WHAT IS BEING ASKED ::
Only lines with the word "files" belong in the answer; copy them from the records below.

Top of INPUT FOR THIS TASK

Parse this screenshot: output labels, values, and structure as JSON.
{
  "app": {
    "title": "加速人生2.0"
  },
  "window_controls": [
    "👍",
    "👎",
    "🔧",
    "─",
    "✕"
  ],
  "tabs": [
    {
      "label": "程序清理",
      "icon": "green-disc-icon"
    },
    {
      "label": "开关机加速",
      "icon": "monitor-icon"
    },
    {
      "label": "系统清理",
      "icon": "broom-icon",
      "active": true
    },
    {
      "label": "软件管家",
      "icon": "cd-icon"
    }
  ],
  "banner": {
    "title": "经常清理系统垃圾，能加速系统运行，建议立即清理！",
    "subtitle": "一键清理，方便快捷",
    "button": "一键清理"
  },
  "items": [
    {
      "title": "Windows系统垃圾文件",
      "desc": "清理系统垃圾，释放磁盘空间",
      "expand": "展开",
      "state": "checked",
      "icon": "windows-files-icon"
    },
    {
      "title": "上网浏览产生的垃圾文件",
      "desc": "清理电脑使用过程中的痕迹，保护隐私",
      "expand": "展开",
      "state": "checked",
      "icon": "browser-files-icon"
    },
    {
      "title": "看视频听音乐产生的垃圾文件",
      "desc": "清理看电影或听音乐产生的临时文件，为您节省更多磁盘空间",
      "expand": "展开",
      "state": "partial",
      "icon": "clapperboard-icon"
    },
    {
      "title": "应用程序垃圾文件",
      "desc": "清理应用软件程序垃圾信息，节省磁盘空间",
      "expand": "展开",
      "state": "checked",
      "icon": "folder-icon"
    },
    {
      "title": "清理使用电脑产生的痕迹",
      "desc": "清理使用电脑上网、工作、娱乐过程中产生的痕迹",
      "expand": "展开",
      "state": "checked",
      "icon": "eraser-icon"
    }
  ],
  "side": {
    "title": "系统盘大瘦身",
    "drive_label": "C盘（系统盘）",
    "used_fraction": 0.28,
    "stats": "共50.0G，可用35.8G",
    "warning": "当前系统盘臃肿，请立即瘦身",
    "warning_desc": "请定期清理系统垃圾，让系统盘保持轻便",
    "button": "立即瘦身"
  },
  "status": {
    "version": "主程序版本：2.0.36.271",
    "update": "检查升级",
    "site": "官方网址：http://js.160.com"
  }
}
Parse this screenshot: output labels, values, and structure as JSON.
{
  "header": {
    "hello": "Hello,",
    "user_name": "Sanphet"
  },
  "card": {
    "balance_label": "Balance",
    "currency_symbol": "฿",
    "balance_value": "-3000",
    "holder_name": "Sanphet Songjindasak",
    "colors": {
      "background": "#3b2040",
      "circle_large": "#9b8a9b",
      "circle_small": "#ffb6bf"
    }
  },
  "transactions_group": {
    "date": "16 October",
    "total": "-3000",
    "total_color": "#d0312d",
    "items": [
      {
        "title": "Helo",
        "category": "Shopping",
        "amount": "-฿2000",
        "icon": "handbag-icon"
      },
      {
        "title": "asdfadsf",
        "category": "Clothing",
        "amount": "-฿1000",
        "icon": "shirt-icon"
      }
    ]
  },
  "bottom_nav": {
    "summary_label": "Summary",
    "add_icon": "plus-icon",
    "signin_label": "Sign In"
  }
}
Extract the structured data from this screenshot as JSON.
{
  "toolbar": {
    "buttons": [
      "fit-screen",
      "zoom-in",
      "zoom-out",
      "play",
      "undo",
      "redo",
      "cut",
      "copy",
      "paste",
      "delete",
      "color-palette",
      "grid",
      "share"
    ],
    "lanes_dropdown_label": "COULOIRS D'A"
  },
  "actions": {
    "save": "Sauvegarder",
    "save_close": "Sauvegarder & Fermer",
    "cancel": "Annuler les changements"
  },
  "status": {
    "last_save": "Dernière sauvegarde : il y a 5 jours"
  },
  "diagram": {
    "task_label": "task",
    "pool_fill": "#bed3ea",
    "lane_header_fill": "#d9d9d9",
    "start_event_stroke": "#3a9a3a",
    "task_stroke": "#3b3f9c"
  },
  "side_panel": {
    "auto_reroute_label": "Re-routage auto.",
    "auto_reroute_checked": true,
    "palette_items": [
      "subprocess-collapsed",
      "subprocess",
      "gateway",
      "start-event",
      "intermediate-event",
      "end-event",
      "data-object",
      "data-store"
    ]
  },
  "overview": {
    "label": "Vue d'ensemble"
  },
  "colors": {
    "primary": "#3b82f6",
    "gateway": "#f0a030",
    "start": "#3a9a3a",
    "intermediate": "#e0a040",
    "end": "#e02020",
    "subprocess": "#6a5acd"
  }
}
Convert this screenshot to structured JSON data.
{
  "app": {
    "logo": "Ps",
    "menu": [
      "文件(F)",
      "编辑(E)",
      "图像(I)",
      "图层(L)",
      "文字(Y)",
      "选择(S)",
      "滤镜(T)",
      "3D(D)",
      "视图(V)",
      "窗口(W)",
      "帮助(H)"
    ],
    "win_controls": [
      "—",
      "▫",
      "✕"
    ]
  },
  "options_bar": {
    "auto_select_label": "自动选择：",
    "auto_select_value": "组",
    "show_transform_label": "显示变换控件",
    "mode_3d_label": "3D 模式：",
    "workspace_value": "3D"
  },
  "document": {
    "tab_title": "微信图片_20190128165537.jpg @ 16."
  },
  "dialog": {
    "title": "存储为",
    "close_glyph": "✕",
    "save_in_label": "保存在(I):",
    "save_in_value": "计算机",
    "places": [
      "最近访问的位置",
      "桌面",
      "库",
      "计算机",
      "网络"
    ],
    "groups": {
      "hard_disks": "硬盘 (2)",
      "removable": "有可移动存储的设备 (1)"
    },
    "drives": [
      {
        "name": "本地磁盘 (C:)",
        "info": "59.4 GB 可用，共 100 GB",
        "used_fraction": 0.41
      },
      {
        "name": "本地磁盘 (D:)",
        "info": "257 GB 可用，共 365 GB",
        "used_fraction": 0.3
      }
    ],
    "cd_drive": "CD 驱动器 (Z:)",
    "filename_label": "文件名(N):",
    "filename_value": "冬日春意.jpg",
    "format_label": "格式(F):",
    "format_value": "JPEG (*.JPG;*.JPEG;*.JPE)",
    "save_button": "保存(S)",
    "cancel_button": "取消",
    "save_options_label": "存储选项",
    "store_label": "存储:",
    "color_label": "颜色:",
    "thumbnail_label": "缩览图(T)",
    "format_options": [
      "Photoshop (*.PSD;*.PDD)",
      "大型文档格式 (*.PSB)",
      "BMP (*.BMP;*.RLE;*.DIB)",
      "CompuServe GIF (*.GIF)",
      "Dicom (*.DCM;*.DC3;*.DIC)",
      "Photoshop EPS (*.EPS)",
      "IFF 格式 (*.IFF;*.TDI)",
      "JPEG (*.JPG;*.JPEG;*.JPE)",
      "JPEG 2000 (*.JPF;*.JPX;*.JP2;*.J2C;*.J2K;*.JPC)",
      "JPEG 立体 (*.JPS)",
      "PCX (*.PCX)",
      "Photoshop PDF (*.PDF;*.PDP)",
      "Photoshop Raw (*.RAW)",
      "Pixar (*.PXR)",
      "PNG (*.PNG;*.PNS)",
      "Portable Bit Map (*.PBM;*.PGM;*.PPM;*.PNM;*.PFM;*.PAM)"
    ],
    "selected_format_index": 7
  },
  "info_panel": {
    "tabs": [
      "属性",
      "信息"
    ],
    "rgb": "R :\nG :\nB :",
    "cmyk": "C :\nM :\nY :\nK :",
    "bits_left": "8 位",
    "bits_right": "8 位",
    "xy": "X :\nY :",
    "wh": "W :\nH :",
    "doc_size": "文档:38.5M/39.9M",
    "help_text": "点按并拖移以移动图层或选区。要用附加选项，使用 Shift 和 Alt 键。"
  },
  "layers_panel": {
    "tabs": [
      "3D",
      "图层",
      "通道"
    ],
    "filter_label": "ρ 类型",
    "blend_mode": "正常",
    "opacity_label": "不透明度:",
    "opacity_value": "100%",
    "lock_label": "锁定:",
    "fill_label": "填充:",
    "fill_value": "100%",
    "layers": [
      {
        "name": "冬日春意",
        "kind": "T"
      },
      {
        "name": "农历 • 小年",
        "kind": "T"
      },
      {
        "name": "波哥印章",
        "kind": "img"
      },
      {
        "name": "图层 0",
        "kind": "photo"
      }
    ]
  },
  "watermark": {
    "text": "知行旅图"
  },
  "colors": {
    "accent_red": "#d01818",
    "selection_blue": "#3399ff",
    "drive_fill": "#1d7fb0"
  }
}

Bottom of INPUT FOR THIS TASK

SOLUTION TO THIS TASK ::
      "icon": "windows-files-icon"
      "icon": "browser-files-icon"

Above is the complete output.